Write out everything in the records exactly, apart from the pictures.
# # # # #
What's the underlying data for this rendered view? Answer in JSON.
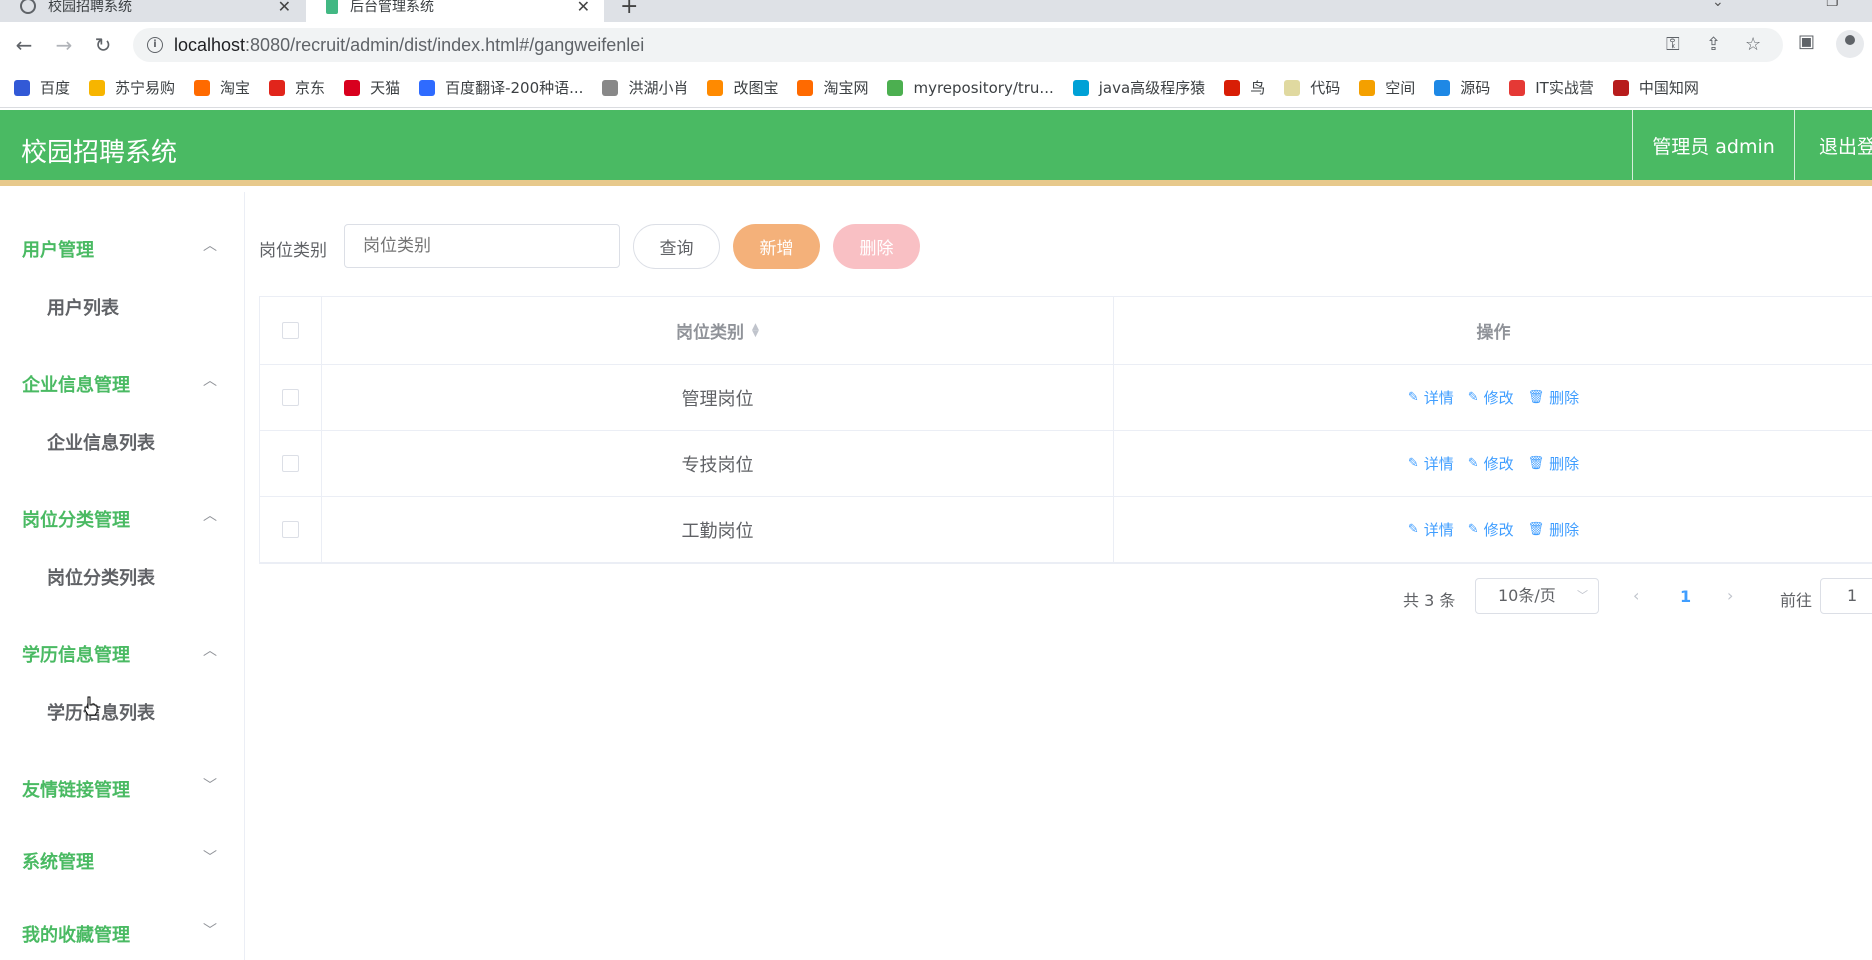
{
  "browser": {
    "tabs": [
      {
        "title": "校园招聘系统"
      },
      {
        "title": "后台管理系统"
      }
    ],
    "url_host": "localhost",
    "url_path": ":8080/recruit/admin/dist/index.html#/gangweifenlei",
    "bookmarks": [
      {
        "label": "百度",
        "color": "#3259d6"
      },
      {
        "label": "苏宁易购",
        "color": "#f7b500"
      },
      {
        "label": "淘宝",
        "color": "#ff6a00"
      },
      {
        "label": "京东",
        "color": "#e1251b"
      },
      {
        "label": "天猫",
        "color": "#d8001e"
      },
      {
        "label": "百度翻译-200种语...",
        "color": "#2f6bff"
      },
      {
        "label": "洪湖小肖",
        "color": "#888888"
      },
      {
        "label": "改图宝",
        "color": "#ff8a00"
      },
      {
        "label": "淘宝网",
        "color": "#ff6a00"
      },
      {
        "label": "myrepository/tru...",
        "color": "#4caf50"
      },
      {
        "label": "java高级程序猿",
        "color": "#00a1d6"
      },
      {
        "label": "鸟",
        "color": "#d81e06"
      },
      {
        "label": "代码",
        "color": "#e0d9a0"
      },
      {
        "label": "空间",
        "color": "#f4a000"
      },
      {
        "label": "源码",
        "color": "#1e88e5"
      },
      {
        "label": "IT实战营",
        "color": "#e53935"
      },
      {
        "label": "中国知网",
        "color": "#b71c1c"
      }
    ]
  },
  "header": {
    "title": "校园招聘系统",
    "admin": "管理员 admin",
    "logout": "退出登录"
  },
  "sidebar": {
    "groups": [
      {
        "title": "用户管理",
        "expanded": true,
        "child": "用户列表"
      },
      {
        "title": "企业信息管理",
        "expanded": true,
        "child": "企业信息列表"
      },
      {
        "title": "岗位分类管理",
        "expanded": true,
        "child": "岗位分类列表"
      },
      {
        "title": "学历信息管理",
        "expanded": true,
        "child": "学历信息列表"
      },
      {
        "title": "友情链接管理",
        "expanded": false
      },
      {
        "title": "系统管理",
        "expanded": false
      },
      {
        "title": "我的收藏管理",
        "expanded": false
      }
    ]
  },
  "filter": {
    "label": "岗位类别",
    "placeholder": "岗位类别",
    "query": "查询",
    "add": "新增",
    "delete": "删除"
  },
  "table": {
    "headers": {
      "type": "岗位类别",
      "ops": "操作"
    },
    "rows": [
      {
        "type": "管理岗位"
      },
      {
        "type": "专技岗位"
      },
      {
        "type": "工勤岗位"
      }
    ],
    "actions": {
      "detail": "详情",
      "edit": "修改",
      "remove": "删除"
    }
  },
  "pagination": {
    "total": "共 3 条",
    "page_size": "10条/页",
    "current": "1",
    "goto": "前往",
    "jump": "1"
  },
  "colors": {
    "brand": "#4aba63",
    "header_border": "#e7c98c",
    "link": "#409eff",
    "add_btn": "#f4b17a",
    "del_btn": "#f9c0c4"
  }
}
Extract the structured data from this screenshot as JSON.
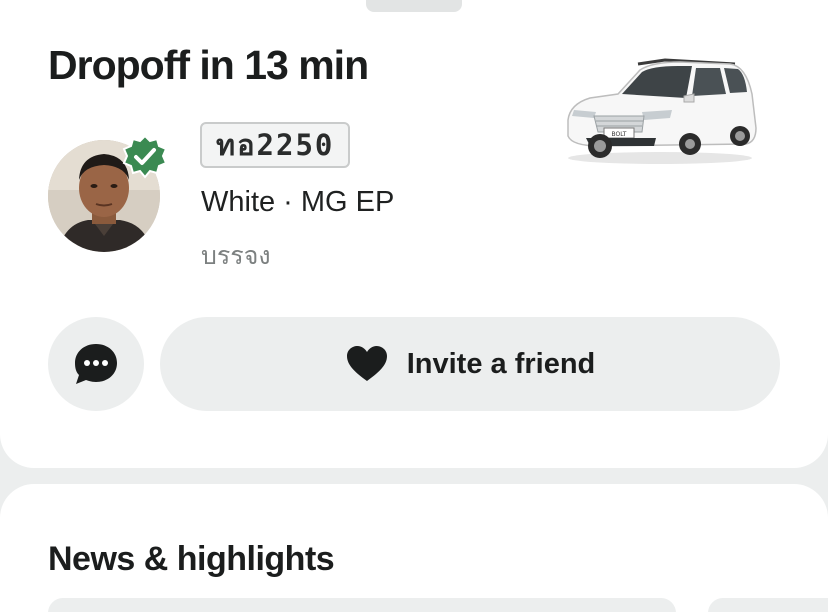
{
  "trip": {
    "status_title": "Dropoff in 13 min"
  },
  "driver": {
    "plate": "ทอ2250",
    "vehicle": "White · MG EP",
    "name": "บรรจง"
  },
  "actions": {
    "invite_label": "Invite a friend",
    "chat_icon": "chat-bubble-icon",
    "invite_icon": "heart-icon"
  },
  "news": {
    "title": "News & highlights"
  },
  "colors": {
    "verified_badge": "#3b8a52",
    "button_bg": "#eceeee",
    "text_primary": "#1b1d1d",
    "text_secondary": "#7c8080"
  }
}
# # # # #
Exercise solution:
What's the underlying data for this rendered view? Answer in JSON.
{
  "browser": {
    "tabs": [
      {
        "title": "校园招聘系统"
      },
      {
        "title": "后台管理系统"
      }
    ],
    "url_host": "localhost",
    "url_path": ":8080/recruit/admin/dist/index.html#/gangweifenlei",
    "bookmarks": [
      {
        "label": "百度",
        "color": "#3259d6"
      },
      {
        "label": "苏宁易购",
        "color": "#f7b500"
      },
      {
        "label": "淘宝",
        "color": "#ff6a00"
      },
      {
        "label": "京东",
        "color": "#e1251b"
      },
      {
        "label": "天猫",
        "color": "#d8001e"
      },
      {
        "label": "百度翻译-200种语...",
        "color": "#2f6bff"
      },
      {
        "label": "洪湖小肖",
        "color": "#888888"
      },
      {
        "label": "改图宝",
        "color": "#ff8a00"
      },
      {
        "label": "淘宝网",
        "color": "#ff6a00"
      },
      {
        "label": "myrepository/tru...",
        "color": "#4caf50"
      },
      {
        "label": "java高级程序猿",
        "color": "#00a1d6"
      },
      {
        "label": "鸟",
        "color": "#d81e06"
      },
      {
        "label": "代码",
        "color": "#e0d9a0"
      },
      {
        "label": "空间",
        "color": "#f4a000"
      },
      {
        "label": "源码",
        "color": "#1e88e5"
      },
      {
        "label": "IT实战营",
        "color": "#e53935"
      },
      {
        "label": "中国知网",
        "color": "#b71c1c"
      }
    ]
  },
  "header": {
    "title": "校园招聘系统",
    "admin": "管理员 admin",
    "logout": "退出登录"
  },
  "sidebar": {
    "groups": [
      {
        "title": "用户管理",
        "expanded": true,
        "child": "用户列表"
      },
      {
        "title": "企业信息管理",
        "expanded": true,
        "child": "企业信息列表"
      },
      {
        "title": "岗位分类管理",
        "expanded": true,
        "child": "岗位分类列表"
      },
      {
        "title": "学历信息管理",
        "expanded": true,
        "child": "学历信息列表"
      },
      {
        "title": "友情链接管理",
        "expanded": false
      },
      {
        "title": "系统管理",
        "expanded": false
      },
      {
        "title": "我的收藏管理",
        "expanded": false
      }
    ]
  },
  "filter": {
    "label": "岗位类别",
    "placeholder": "岗位类别",
    "query": "查询",
    "add": "新增",
    "delete": "删除"
  },
  "table": {
    "headers": {
      "type": "岗位类别",
      "ops": "操作"
    },
    "rows": [
      {
        "type": "管理岗位"
      },
      {
        "type": "专技岗位"
      },
      {
        "type": "工勤岗位"
      }
    ],
    "actions": {
      "detail": "详情",
      "edit": "修改",
      "remove": "删除"
    }
  },
  "pagination": {
    "total": "共 3 条",
    "page_size": "10条/页",
    "current": "1",
    "goto": "前往",
    "jump": "1"
  },
  "colors": {
    "brand": "#4aba63",
    "header_border": "#e7c98c",
    "link": "#409eff",
    "add_btn": "#f4b17a",
    "del_btn": "#f9c0c4"
  }
}
Extract the structured data from this screenshot as JSON.
{
  "trip": {
    "status_title": "Dropoff in 13 min"
  },
  "driver": {
    "plate": "ทอ2250",
    "vehicle": "White · MG EP",
    "name": "บรรจง"
  },
  "actions": {
    "invite_label": "Invite a friend",
    "chat_icon": "chat-bubble-icon",
    "invite_icon": "heart-icon"
  },
  "news": {
    "title": "News & highlights"
  },
  "colors": {
    "verified_badge": "#3b8a52",
    "button_bg": "#eceeee",
    "text_primary": "#1b1d1d",
    "text_secondary": "#7c8080"
  }
}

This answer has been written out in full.